**WHAT YOU HAVE TO DO:**
Go line by line through the records below. Copy whichever lines contain the string "Allison".

--- EXTRACTED INFORMATION ---

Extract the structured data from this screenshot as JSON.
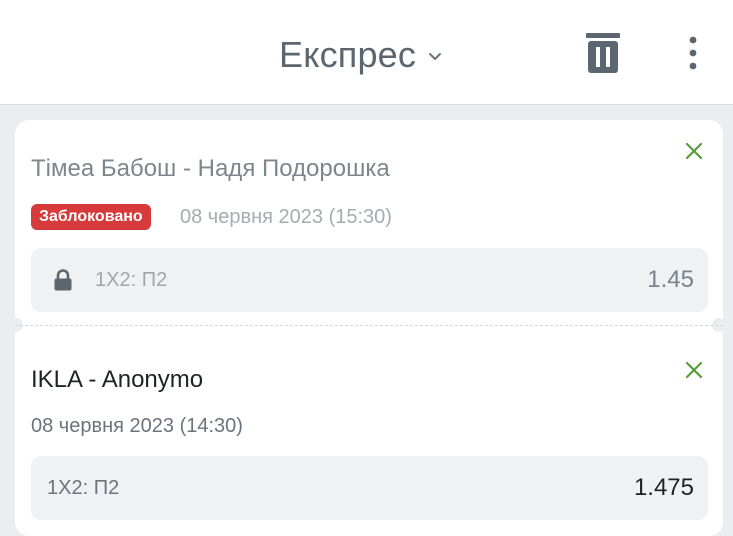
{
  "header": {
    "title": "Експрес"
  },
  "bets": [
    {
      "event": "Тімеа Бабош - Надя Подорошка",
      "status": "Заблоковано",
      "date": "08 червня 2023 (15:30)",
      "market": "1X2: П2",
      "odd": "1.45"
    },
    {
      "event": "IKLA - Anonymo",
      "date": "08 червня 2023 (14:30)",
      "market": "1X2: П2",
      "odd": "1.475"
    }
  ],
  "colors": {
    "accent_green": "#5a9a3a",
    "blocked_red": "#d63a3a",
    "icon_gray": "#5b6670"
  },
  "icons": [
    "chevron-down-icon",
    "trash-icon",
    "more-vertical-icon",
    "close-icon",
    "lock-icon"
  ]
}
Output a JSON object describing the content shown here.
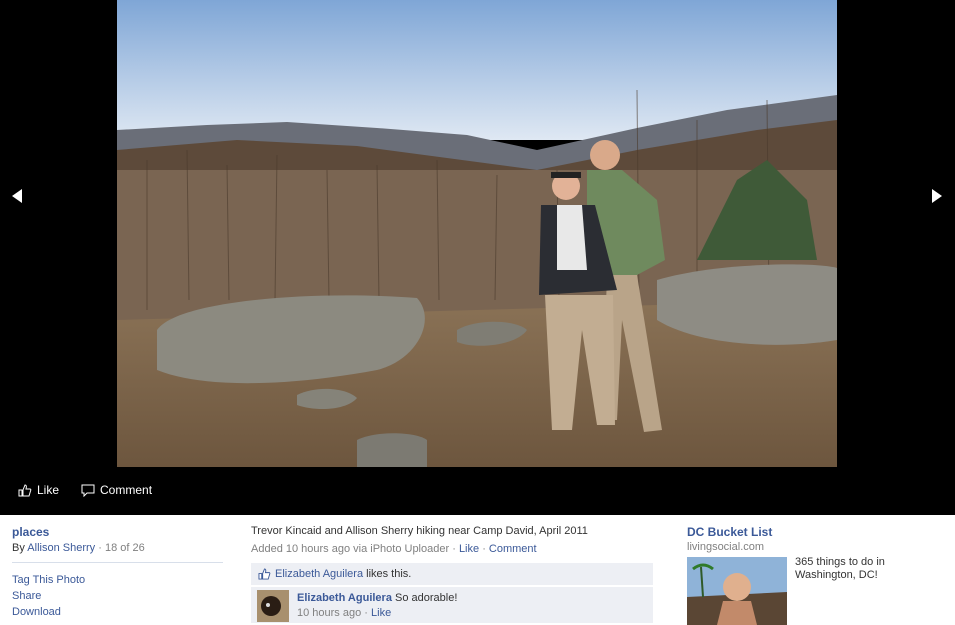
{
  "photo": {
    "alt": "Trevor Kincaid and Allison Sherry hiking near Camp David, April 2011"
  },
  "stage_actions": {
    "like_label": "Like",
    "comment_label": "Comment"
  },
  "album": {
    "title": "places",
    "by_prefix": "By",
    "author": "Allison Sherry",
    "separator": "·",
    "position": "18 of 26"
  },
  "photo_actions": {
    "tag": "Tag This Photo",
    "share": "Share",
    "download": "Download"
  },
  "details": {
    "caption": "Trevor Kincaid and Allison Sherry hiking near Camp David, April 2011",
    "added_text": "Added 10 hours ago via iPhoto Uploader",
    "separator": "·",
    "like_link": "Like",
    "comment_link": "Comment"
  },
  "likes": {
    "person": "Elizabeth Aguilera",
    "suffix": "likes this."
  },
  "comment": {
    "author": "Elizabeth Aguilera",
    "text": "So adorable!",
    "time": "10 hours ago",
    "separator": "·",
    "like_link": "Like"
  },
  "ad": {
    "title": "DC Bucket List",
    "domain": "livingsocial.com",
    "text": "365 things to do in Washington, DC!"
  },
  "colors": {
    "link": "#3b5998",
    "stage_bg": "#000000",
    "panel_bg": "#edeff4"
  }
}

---
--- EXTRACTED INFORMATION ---

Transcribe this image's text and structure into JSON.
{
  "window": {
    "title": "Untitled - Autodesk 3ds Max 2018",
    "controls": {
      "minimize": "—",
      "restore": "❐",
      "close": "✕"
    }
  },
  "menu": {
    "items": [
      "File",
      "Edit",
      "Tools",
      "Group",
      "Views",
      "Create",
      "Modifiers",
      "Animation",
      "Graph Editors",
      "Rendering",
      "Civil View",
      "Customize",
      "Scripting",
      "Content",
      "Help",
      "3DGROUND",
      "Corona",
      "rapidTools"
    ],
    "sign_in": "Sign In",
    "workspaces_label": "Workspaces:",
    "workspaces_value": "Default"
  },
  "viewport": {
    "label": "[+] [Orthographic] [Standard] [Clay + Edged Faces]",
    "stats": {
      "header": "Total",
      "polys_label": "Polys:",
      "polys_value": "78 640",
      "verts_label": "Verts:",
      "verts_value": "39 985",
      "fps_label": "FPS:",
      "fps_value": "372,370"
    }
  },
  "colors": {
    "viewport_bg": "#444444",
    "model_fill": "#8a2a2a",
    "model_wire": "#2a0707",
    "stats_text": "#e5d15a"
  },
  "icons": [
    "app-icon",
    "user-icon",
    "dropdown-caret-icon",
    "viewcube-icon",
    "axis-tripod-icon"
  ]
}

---
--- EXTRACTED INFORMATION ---

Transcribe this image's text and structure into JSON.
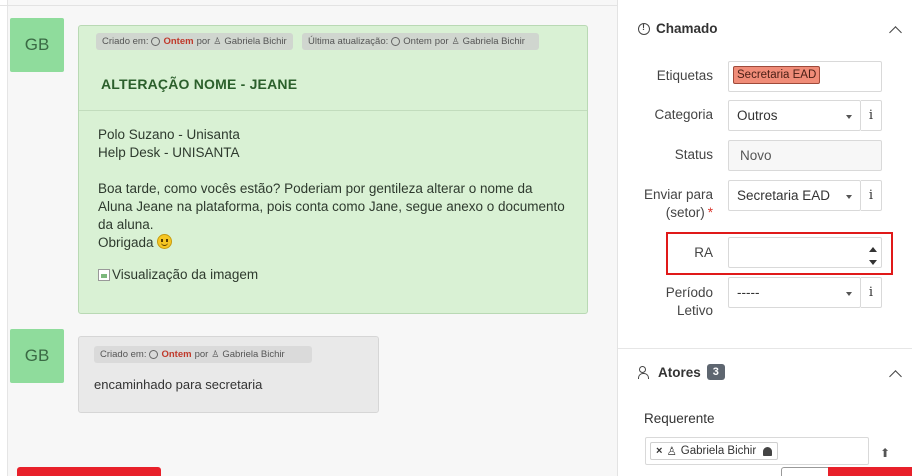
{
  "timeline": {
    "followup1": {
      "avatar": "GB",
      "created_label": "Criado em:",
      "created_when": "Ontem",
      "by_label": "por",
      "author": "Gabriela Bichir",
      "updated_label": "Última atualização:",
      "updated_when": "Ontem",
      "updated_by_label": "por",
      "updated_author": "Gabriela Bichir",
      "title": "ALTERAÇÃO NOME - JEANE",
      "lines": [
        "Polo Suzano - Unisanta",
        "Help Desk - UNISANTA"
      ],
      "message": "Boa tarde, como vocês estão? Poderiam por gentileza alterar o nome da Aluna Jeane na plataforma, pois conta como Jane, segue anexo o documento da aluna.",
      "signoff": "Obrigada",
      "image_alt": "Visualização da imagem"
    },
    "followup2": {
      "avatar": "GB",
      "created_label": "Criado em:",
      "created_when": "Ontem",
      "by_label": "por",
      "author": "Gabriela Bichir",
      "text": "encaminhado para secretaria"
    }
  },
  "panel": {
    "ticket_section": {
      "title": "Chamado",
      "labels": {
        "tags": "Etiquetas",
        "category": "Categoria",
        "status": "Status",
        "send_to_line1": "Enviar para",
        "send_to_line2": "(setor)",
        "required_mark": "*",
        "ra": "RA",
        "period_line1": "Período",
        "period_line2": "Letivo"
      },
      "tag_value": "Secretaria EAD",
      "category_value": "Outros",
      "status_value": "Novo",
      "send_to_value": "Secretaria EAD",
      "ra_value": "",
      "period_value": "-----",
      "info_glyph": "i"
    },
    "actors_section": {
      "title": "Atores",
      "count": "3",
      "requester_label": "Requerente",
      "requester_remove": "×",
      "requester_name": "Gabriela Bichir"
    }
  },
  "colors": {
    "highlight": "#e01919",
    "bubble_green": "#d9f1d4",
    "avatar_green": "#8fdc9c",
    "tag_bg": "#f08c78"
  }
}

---

**ANSWER BOX:**
    "alt": "Trevor Kincaid and Allison Sherry hiking near Camp David, April 2011"
    "author": "Allison Sherry",
    "caption": "Trevor Kincaid and Allison Sherry hiking near Camp David, April 2011",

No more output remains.